(Records from a dataset)
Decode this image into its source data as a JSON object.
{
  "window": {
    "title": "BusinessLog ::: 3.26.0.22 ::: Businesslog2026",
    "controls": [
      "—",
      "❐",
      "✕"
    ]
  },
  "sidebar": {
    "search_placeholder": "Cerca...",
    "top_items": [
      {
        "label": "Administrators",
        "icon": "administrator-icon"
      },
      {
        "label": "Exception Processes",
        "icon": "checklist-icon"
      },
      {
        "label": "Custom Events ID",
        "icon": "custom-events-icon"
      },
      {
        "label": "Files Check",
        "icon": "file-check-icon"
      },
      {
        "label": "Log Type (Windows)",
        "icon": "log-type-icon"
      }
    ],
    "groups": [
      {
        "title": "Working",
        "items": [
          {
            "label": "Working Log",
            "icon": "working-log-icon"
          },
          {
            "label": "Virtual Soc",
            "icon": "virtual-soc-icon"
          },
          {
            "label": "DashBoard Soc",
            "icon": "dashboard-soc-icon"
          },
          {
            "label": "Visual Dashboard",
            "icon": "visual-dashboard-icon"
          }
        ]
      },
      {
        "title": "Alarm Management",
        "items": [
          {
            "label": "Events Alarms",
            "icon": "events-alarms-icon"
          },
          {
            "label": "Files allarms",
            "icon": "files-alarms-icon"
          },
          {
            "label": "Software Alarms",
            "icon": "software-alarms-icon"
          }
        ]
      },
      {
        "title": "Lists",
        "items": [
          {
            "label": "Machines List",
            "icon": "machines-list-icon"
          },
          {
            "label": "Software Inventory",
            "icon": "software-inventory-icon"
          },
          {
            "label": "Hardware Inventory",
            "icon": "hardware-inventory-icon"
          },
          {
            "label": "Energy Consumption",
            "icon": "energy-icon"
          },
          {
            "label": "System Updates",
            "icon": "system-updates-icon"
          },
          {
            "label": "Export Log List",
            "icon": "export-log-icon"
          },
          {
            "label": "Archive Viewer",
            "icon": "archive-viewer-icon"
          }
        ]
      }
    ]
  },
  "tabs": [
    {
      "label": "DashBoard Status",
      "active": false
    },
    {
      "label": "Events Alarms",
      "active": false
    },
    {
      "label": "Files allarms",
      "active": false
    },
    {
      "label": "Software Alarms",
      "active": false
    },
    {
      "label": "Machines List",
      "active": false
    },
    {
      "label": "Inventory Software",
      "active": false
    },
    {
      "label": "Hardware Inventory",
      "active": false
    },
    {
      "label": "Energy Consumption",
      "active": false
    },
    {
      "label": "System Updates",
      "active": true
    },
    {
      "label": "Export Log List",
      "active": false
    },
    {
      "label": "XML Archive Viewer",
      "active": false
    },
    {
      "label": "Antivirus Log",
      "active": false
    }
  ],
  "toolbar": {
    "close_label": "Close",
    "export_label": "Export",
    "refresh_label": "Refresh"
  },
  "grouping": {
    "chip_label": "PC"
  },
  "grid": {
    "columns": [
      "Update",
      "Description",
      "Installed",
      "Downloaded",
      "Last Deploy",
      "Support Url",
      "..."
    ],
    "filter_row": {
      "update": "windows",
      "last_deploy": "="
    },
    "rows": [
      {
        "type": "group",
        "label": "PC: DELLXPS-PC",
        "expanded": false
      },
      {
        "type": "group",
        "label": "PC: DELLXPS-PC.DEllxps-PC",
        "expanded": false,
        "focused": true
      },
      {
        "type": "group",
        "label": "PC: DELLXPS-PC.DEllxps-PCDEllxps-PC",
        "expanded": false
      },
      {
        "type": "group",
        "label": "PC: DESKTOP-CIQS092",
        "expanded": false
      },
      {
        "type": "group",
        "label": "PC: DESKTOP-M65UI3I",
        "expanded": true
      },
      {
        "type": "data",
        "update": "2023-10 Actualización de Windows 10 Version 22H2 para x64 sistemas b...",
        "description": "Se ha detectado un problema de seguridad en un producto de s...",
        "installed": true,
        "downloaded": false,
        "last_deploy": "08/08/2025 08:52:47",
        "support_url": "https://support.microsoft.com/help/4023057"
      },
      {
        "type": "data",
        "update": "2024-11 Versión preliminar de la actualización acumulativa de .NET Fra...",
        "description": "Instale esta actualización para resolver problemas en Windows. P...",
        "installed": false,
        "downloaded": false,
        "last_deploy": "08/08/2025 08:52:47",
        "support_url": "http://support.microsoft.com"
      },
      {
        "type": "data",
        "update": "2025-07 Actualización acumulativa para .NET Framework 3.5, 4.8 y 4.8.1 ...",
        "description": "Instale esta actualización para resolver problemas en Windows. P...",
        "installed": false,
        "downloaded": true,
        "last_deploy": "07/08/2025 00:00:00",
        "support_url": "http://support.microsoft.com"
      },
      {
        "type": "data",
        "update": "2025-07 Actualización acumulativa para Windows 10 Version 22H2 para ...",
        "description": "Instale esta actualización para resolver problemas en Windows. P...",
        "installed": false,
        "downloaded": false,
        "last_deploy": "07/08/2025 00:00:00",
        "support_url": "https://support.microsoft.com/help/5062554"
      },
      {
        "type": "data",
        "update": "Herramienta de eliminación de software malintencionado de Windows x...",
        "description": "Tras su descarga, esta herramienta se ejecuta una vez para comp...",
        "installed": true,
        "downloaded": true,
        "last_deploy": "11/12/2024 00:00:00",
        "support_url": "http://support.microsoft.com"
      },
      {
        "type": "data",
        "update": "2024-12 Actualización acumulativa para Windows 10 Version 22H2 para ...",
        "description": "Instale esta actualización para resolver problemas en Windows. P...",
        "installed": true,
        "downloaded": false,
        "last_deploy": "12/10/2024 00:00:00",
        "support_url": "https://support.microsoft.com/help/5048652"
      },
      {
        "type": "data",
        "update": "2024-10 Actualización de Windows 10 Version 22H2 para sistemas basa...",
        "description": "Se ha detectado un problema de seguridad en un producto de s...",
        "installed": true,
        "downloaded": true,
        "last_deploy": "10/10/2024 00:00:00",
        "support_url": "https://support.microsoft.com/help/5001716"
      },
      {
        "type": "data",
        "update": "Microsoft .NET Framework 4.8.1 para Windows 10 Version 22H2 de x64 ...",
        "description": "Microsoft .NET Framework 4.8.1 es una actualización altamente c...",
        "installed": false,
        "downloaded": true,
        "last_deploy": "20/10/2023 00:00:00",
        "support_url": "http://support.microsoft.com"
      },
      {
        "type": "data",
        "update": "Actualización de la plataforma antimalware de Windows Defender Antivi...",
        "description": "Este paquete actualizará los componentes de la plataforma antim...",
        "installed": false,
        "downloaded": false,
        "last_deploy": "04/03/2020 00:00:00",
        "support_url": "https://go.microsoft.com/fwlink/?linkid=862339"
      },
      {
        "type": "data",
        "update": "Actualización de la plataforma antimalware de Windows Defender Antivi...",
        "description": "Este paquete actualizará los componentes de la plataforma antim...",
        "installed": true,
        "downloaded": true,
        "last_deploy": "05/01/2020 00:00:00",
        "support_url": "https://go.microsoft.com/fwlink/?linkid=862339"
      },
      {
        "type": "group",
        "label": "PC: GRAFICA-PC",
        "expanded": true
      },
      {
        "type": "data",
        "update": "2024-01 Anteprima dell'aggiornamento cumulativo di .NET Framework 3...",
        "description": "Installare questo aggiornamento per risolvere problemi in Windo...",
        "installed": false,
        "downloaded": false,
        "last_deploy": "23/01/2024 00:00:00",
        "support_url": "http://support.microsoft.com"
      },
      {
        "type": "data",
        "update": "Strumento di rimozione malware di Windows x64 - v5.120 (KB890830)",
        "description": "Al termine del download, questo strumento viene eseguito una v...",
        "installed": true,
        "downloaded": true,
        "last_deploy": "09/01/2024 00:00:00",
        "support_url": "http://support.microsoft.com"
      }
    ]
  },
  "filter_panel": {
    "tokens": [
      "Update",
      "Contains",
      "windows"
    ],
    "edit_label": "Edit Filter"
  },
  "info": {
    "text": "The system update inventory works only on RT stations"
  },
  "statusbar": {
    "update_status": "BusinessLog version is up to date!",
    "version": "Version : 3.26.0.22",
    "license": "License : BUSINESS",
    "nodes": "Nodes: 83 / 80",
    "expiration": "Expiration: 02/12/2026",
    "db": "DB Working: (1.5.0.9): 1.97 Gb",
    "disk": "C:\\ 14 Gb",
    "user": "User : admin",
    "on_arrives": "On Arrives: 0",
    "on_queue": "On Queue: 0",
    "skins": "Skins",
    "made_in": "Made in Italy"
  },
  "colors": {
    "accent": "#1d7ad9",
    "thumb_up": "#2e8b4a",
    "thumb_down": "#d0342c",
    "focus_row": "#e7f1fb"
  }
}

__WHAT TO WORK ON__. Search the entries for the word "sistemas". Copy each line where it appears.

__RESPONSE BOX__.
        "update": "2023-10 Actualización de Windows 10 Version 22H2 para x64 sistemas b...",
        "update": "2024-10 Actualización de Windows 10 Version 22H2 para sistemas basa...",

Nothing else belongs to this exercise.